Heartworm disease is an infectious disease spread by mosquitoes. A mosquito carrying the heartworm larvae essentially injects these microscopic larvae into your dog by way of mosquito bite. The larvae mature into adult heartworms that can grow to a foot long. The adult worms set up shop in the heart, preventing proper functioning of the heart and eventually sending the dog into congestive heart failure.
While heartworm disease has long been present in New England, we have seen a recent uptick in cases in our area, likely riding in on the coattails of rescue dogs brought to New England from other parts of the country where heartworm disease is prevalent.
Heartworm testing should be done once a year.

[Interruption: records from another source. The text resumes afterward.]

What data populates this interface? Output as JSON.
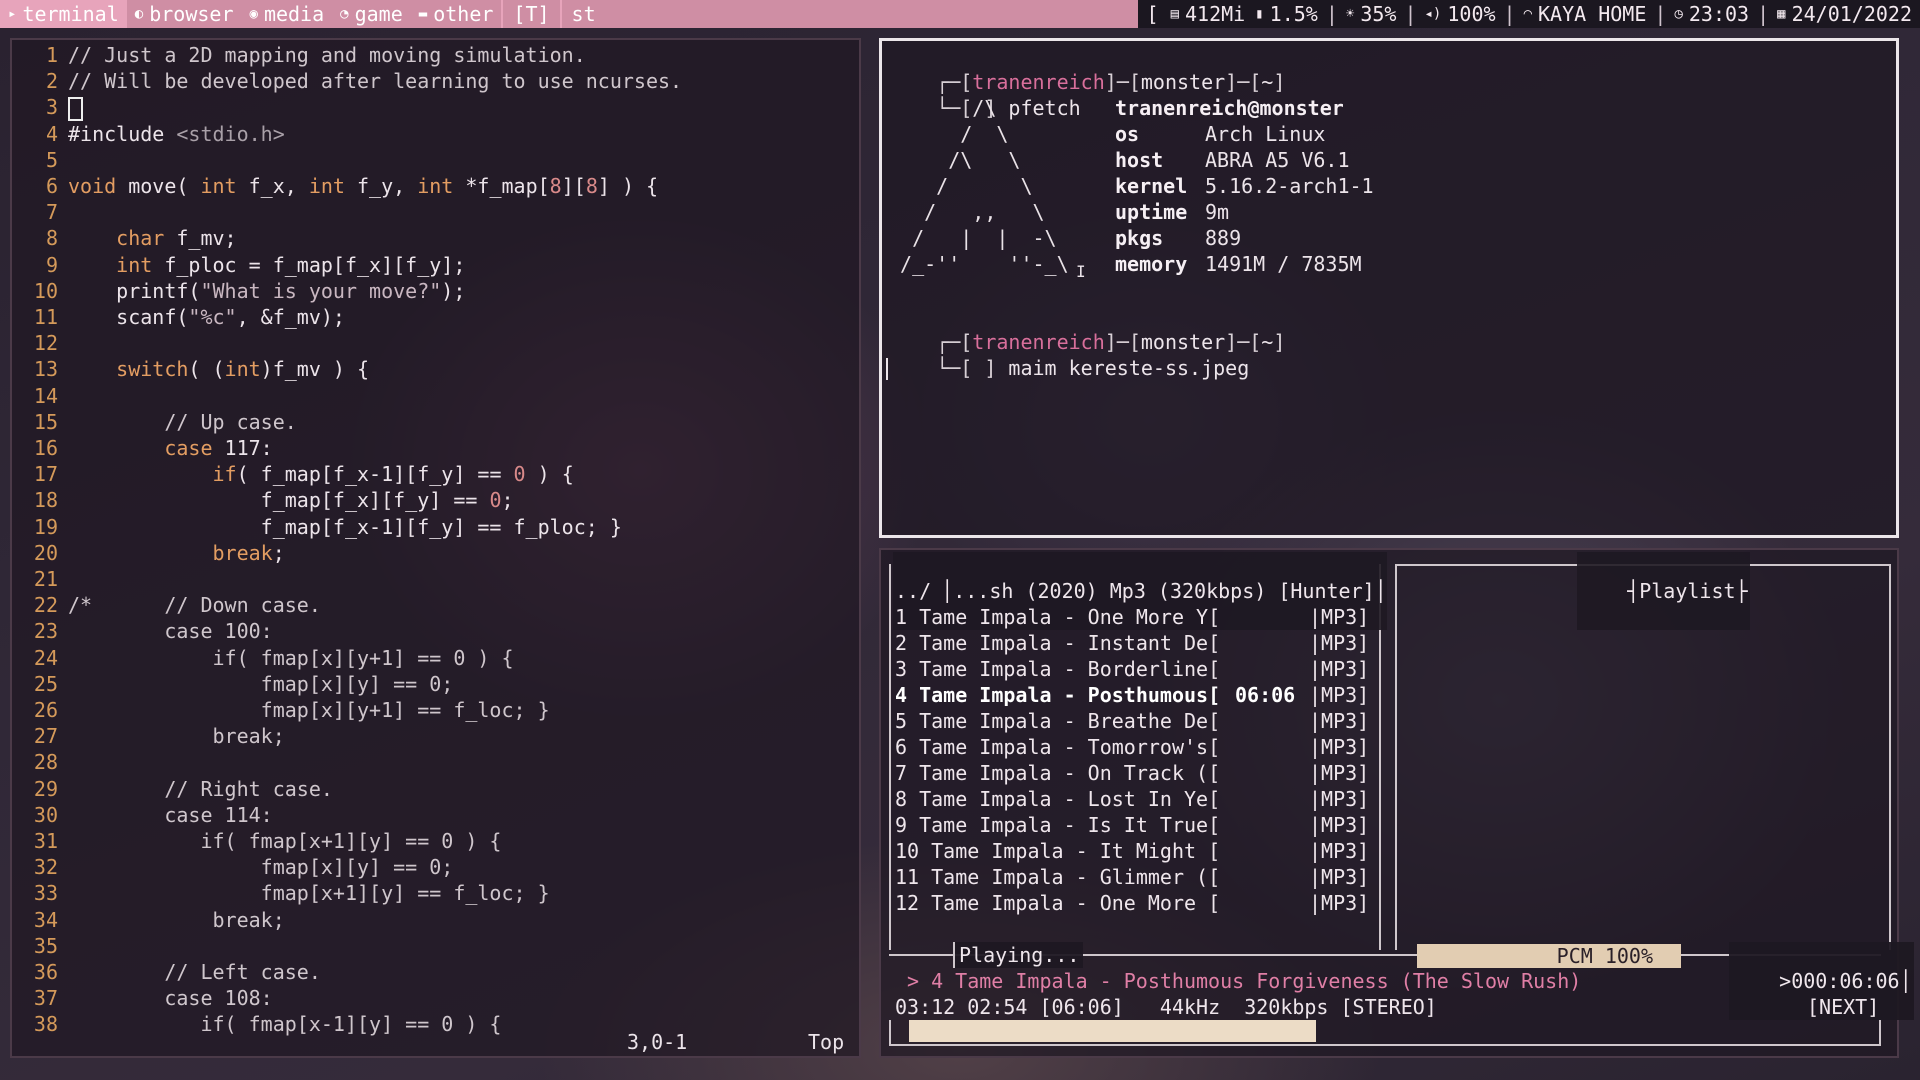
{
  "topbar": {
    "workspaces": [
      {
        "label": "terminal",
        "icon": "terminal-icon",
        "glyph": "▸",
        "active": true
      },
      {
        "label": "browser",
        "icon": "browser-icon",
        "glyph": "◐",
        "active": false
      },
      {
        "label": "media",
        "icon": "media-icon",
        "glyph": "◉",
        "active": false
      },
      {
        "label": "game",
        "icon": "gamepad-icon",
        "glyph": "◔",
        "active": false
      },
      {
        "label": "other",
        "icon": "folder-icon",
        "glyph": "▬",
        "active": false
      }
    ],
    "layout": "[T]",
    "window_title": "st",
    "status": {
      "memory": "412Mi",
      "cpu": "1.5%",
      "brightness": "35%",
      "volume": "100%",
      "wifi": "KAYA HOME",
      "time": "23:03",
      "date": "24/01/2022"
    }
  },
  "editor": {
    "lines": [
      "// Just a 2D mapping and moving simulation.",
      "// Will be developed after learning to use ncurses.",
      "",
      "#include <stdio.h>",
      "",
      "void move( int f_x, int f_y, int *f_map[8][8] ) {",
      "",
      "    char f_mv;",
      "    int f_ploc = f_map[f_x][f_y];",
      "    printf(\"What is your move?\");",
      "    scanf(\"%c\", &f_mv);",
      "",
      "    switch( (int)f_mv ) {",
      "",
      "        // Up case.",
      "        case 117:",
      "            if( f_map[f_x-1][f_y] == 0 ) {",
      "                f_map[f_x][f_y] == 0;",
      "                f_map[f_x-1][f_y] == f_ploc; }",
      "            break;",
      "",
      "/*      // Down case.",
      "        case 100:",
      "            if( fmap[x][y+1] == 0 ) {",
      "                fmap[x][y] == 0;",
      "                fmap[x][y+1] == f_loc; }",
      "            break;",
      "",
      "        // Right case.",
      "        case 114:",
      "           if( fmap[x+1][y] == 0 ) {",
      "                fmap[x][y] == 0;",
      "                fmap[x+1][y] == f_loc; }",
      "            break;",
      "",
      "        // Left case.",
      "        case 108:",
      "           if( fmap[x-1][y] == 0 ) {"
    ],
    "ruler_position": "3,0-1",
    "ruler_scroll": "Top"
  },
  "terminal": {
    "prompt_user": "tranenreich",
    "prompt_host": "monster",
    "prompt_dir": "~",
    "cmd1": "pfetch",
    "cmd2": "maim kereste-ss.jpeg",
    "ascii_art": [
      "       /\\",
      "      /  \\",
      "     /\\   \\",
      "    /      \\",
      "   /   ,,   \\",
      "  /   |  |  -\\",
      " /_-''    ''-_\\"
    ],
    "fetch_title": "tranenreich@monster",
    "fetch": [
      {
        "key": "os",
        "value": "Arch Linux"
      },
      {
        "key": "host",
        "value": "ABRA A5 V6.1"
      },
      {
        "key": "kernel",
        "value": "5.16.2-arch1-1"
      },
      {
        "key": "uptime",
        "value": "9m"
      },
      {
        "key": "pkgs",
        "value": "889"
      },
      {
        "key": "memory",
        "value": "1491M / 7835M"
      }
    ]
  },
  "music": {
    "browser_title": "...sh (2020) Mp3 (320kbps) [Hunter]",
    "parent_dir": "../",
    "tracks": [
      {
        "name": "1 Tame Impala - One More Y[",
        "time": "",
        "type": "|MP3]"
      },
      {
        "name": "2 Tame Impala - Instant De[",
        "time": "",
        "type": "|MP3]"
      },
      {
        "name": "3 Tame Impala - Borderline[",
        "time": "",
        "type": "|MP3]"
      },
      {
        "name": "4 Tame Impala - Posthumous[",
        "time": "06:06",
        "type": "|MP3]",
        "playing": true
      },
      {
        "name": "5 Tame Impala - Breathe De[",
        "time": "",
        "type": "|MP3]"
      },
      {
        "name": "6 Tame Impala - Tomorrow's[",
        "time": "",
        "type": "|MP3]"
      },
      {
        "name": "7 Tame Impala - On Track ([",
        "time": "",
        "type": "|MP3]"
      },
      {
        "name": "8 Tame Impala - Lost In Ye[",
        "time": "",
        "type": "|MP3]"
      },
      {
        "name": "9 Tame Impala - Is It True[",
        "time": "",
        "type": "|MP3]"
      },
      {
        "name": "10 Tame Impala - It Might [",
        "time": "",
        "type": "|MP3]"
      },
      {
        "name": "11 Tame Impala - Glimmer ([",
        "time": "",
        "type": "|MP3]"
      },
      {
        "name": "12 Tame Impala - One More [",
        "time": "",
        "type": "|MP3]"
      }
    ],
    "playlist_title": "Playlist",
    "status_label": "Playing...",
    "pcm": "PCM 100%",
    "total_time": ">000:06:06",
    "now_playing": "> 4 Tame Impala - Posthumous Forgiveness (The Slow Rush)",
    "info": "03:12 02:54 [06:06]   44kHz  320kbps [STEREO]",
    "next_label": "[NEXT]",
    "progress": 0.42
  }
}
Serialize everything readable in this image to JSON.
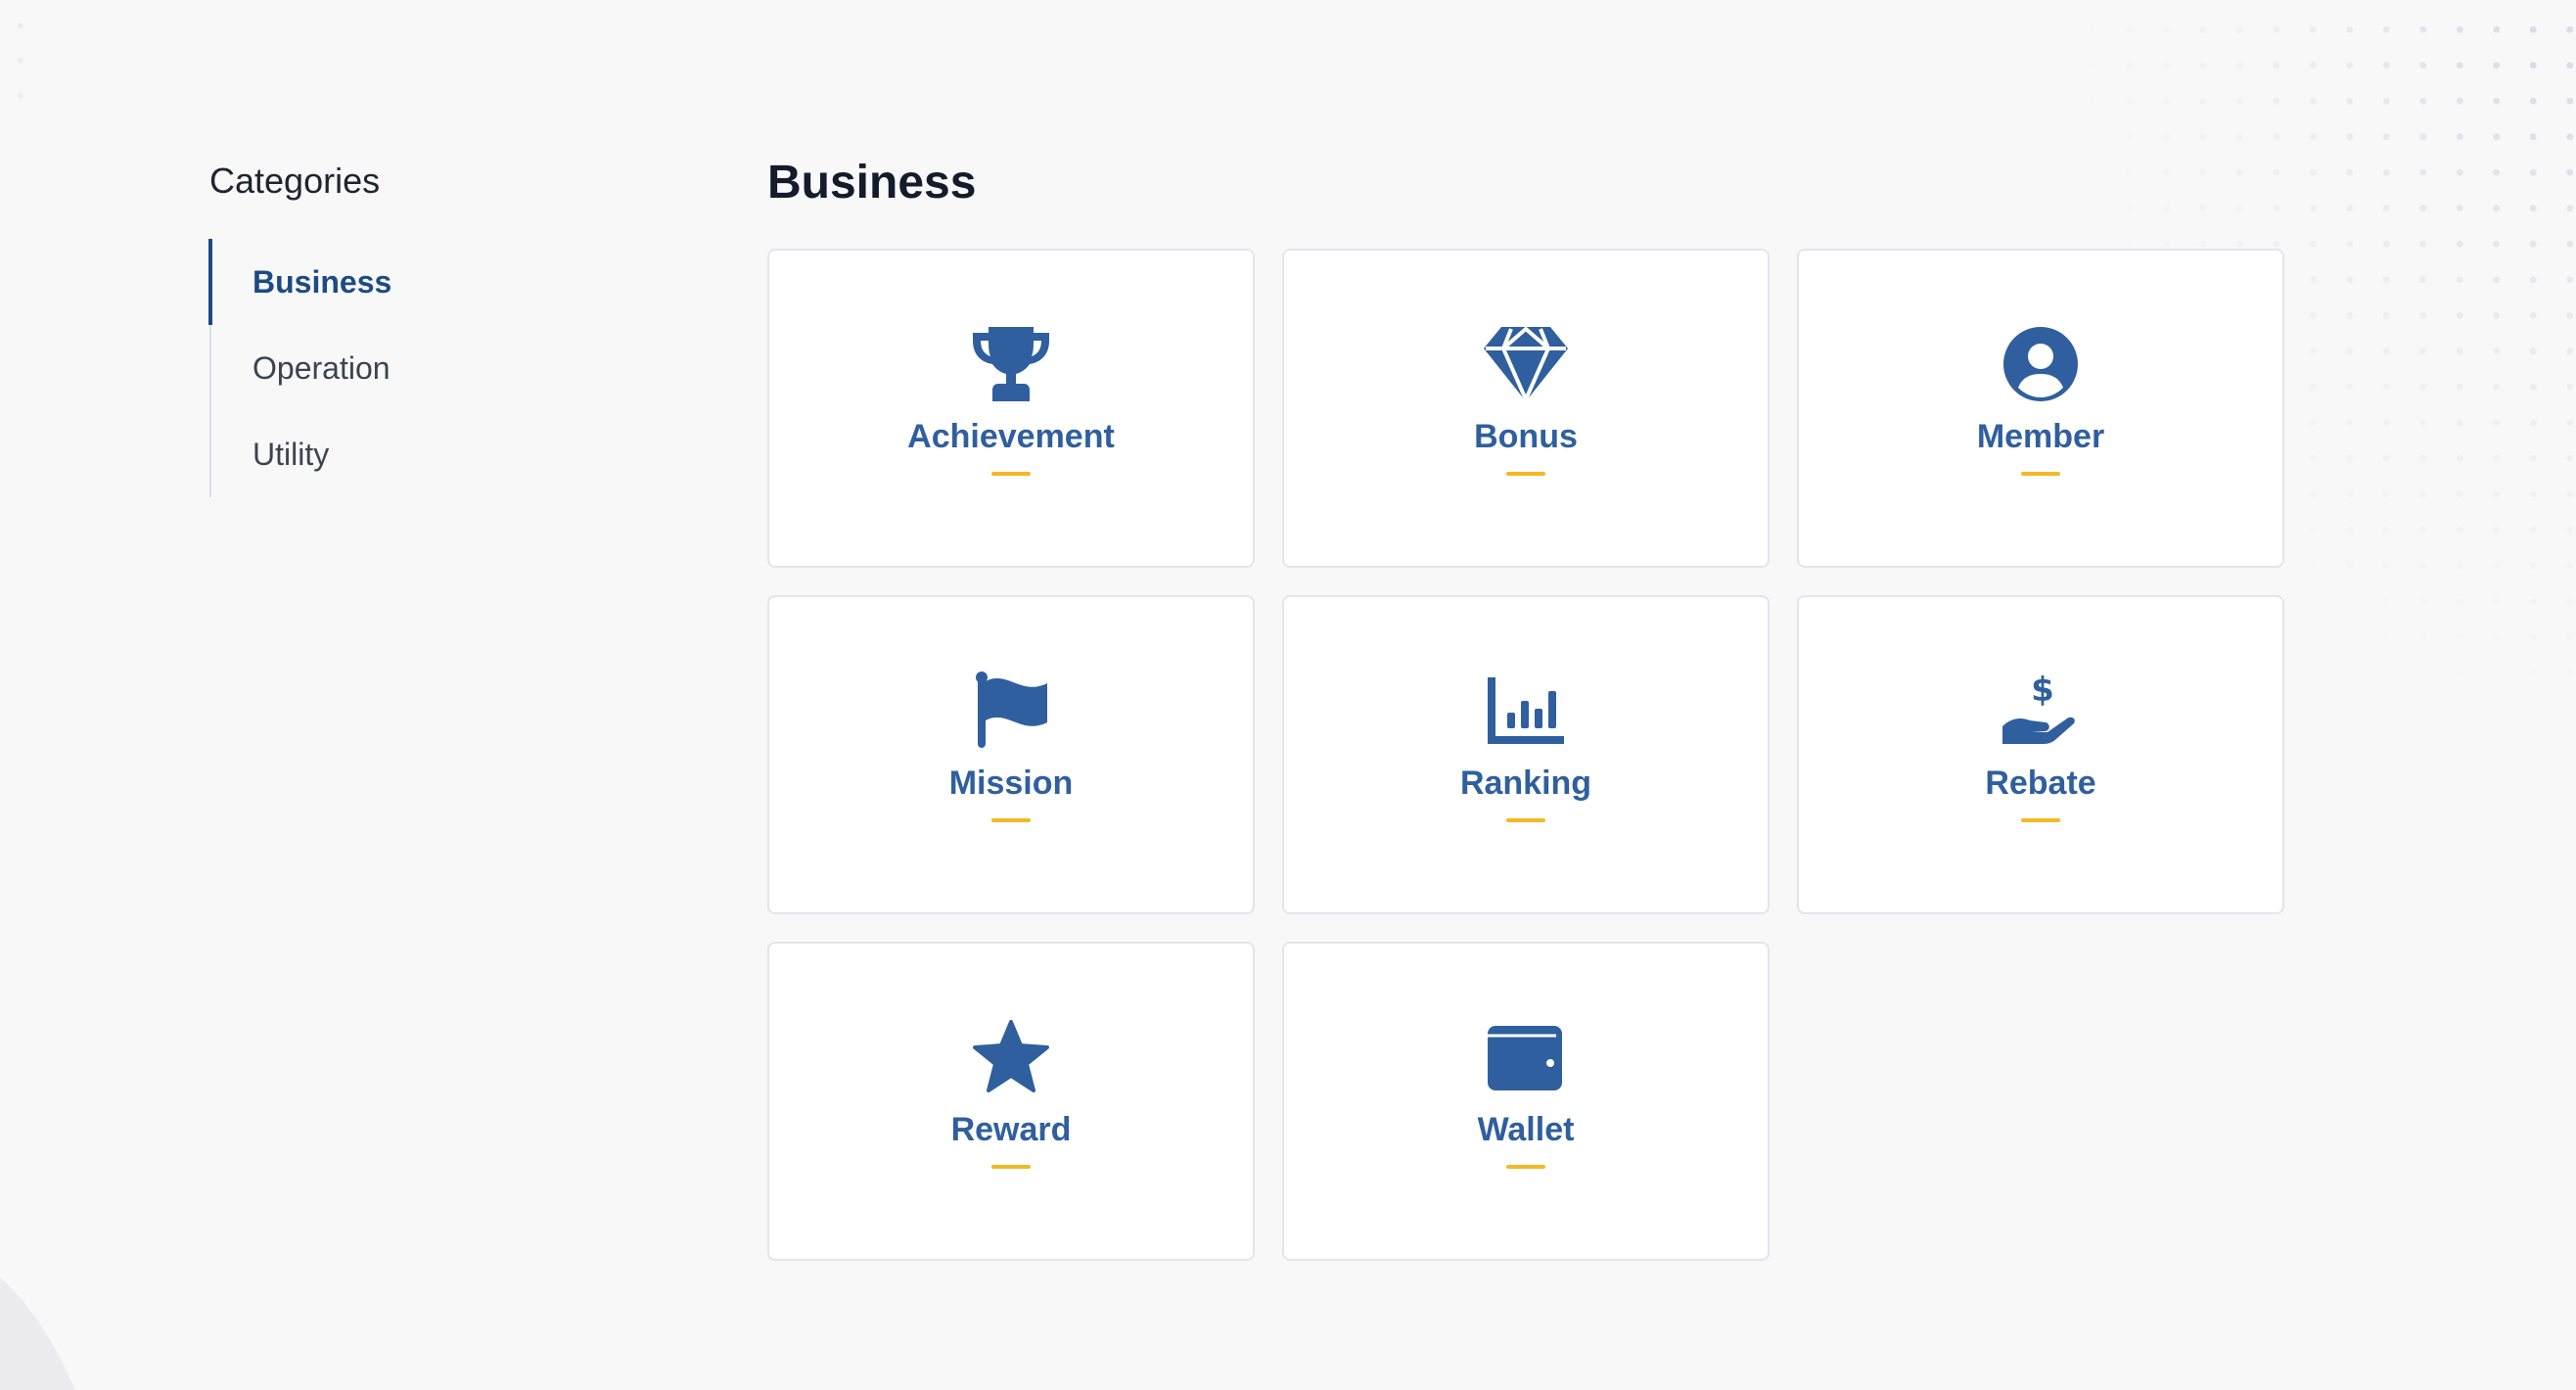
{
  "sidebar": {
    "title": "Categories",
    "items": [
      {
        "label": "Business",
        "active": true
      },
      {
        "label": "Operation",
        "active": false
      },
      {
        "label": "Utility",
        "active": false
      }
    ]
  },
  "main": {
    "title": "Business",
    "cards": [
      {
        "label": "Achievement",
        "icon": "trophy-icon"
      },
      {
        "label": "Bonus",
        "icon": "diamond-icon"
      },
      {
        "label": "Member",
        "icon": "user-circle-icon"
      },
      {
        "label": "Mission",
        "icon": "flag-icon"
      },
      {
        "label": "Ranking",
        "icon": "bar-chart-icon"
      },
      {
        "label": "Rebate",
        "icon": "hand-dollar-icon"
      },
      {
        "label": "Reward",
        "icon": "star-icon"
      },
      {
        "label": "Wallet",
        "icon": "wallet-icon"
      }
    ]
  },
  "colors": {
    "accent": "#2f5f9e",
    "active_nav": "#1c4b82",
    "underline": "#f3b922",
    "background": "#f8f8f9"
  }
}
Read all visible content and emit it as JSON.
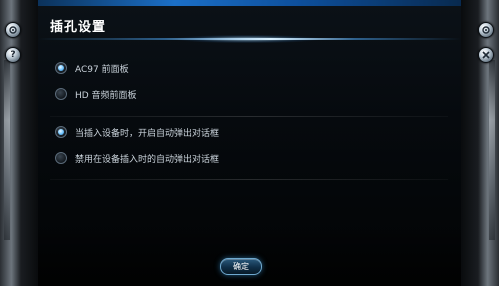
{
  "window": {
    "title": "插孔设置"
  },
  "options": [
    {
      "label": "AC97 前面板",
      "checked": true
    },
    {
      "label": "HD 音频前面板",
      "checked": false
    },
    {
      "label": "当插入设备时，开启自动弹出对话框",
      "checked": true
    },
    {
      "label": "禁用在设备插入时的自动弹出对话框",
      "checked": false
    }
  ],
  "footer": {
    "confirm_label": "确定"
  },
  "side_buttons": {
    "left": [
      "gear-icon",
      "help-icon"
    ],
    "right": [
      "gear-icon",
      "close-icon"
    ],
    "help_glyph": "?"
  },
  "colors": {
    "accent": "#1b6fc7",
    "radio_selected": "#6dc3ff",
    "text": "#c9d2da"
  }
}
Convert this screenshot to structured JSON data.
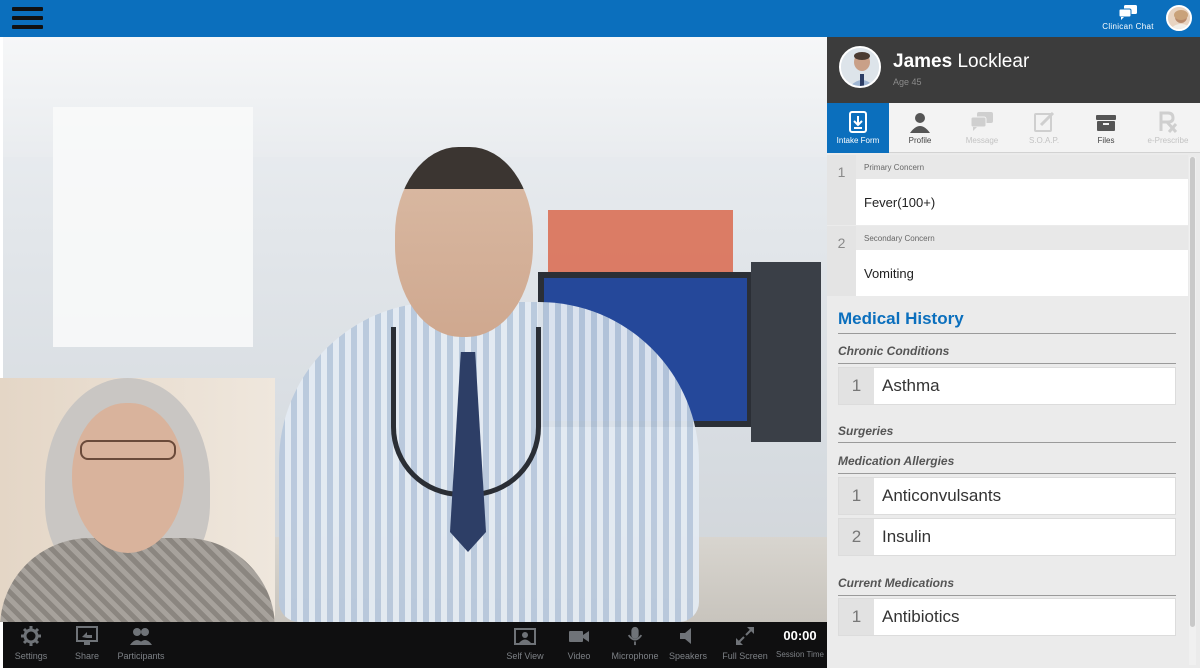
{
  "topbar": {
    "chat_label": "Clinican Chat"
  },
  "toolbar": {
    "settings": "Settings",
    "share": "Share",
    "participants": "Participants",
    "self_view": "Self View",
    "video": "Video",
    "microphone": "Microphone",
    "speakers": "Speakers",
    "full_screen": "Full Screen",
    "session_time_value": "00:00",
    "session_time_label": "Session Time"
  },
  "patient": {
    "first_name": "James",
    "last_name": " Locklear",
    "age": "Age 45"
  },
  "tabs": [
    {
      "label": "Intake Form"
    },
    {
      "label": "Profile"
    },
    {
      "label": "Message"
    },
    {
      "label": "S.O.A.P."
    },
    {
      "label": "Files"
    },
    {
      "label": "e-Prescribe"
    }
  ],
  "concerns": [
    {
      "num": "1",
      "label": "Primary Concern",
      "value": "Fever(100+)"
    },
    {
      "num": "2",
      "label": "Secondary Concern",
      "value": "Vomiting"
    }
  ],
  "medical_history": {
    "title": "Medical History",
    "chronic_title": "Chronic Conditions",
    "chronic": [
      {
        "num": "1",
        "value": "Asthma"
      }
    ],
    "surgeries_title": "Surgeries",
    "allergies_title": "Medication Allergies",
    "allergies": [
      {
        "num": "1",
        "value": "Anticonvulsants"
      },
      {
        "num": "2",
        "value": "Insulin"
      }
    ],
    "medications_title": "Current Medications",
    "medications": [
      {
        "num": "1",
        "value": "Antibiotics"
      }
    ]
  },
  "colors": {
    "brand_blue": "#0b6fbd",
    "header_dark": "#3c3c3c",
    "toolbar_black": "#0f0f10"
  }
}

This simple blood test checks for heartworm and also screens for common tick-borne diseases seen in the area, such as Lyme disease, Rocky Mountain Spotted Fever, ehrlichia, and anaplasmosis.
We have a very effective preventive measure to protect your dog against heartworm: a once-monthly, flavored, chewable medication that most dogs eat as a treat. This medication works very well at keeping your dog from getting heartworm disease, and also treats intestinal parasites at the same time.
Heartworm prevention is critically important because treatment of heartworm disease is expensive and carries with it some risks and discomfort for your dog. Further, in recent years we have seen growing resistance to the treatment protocol. Thus it is important to give the once-monthly heartworm preventive regularly, and year-round.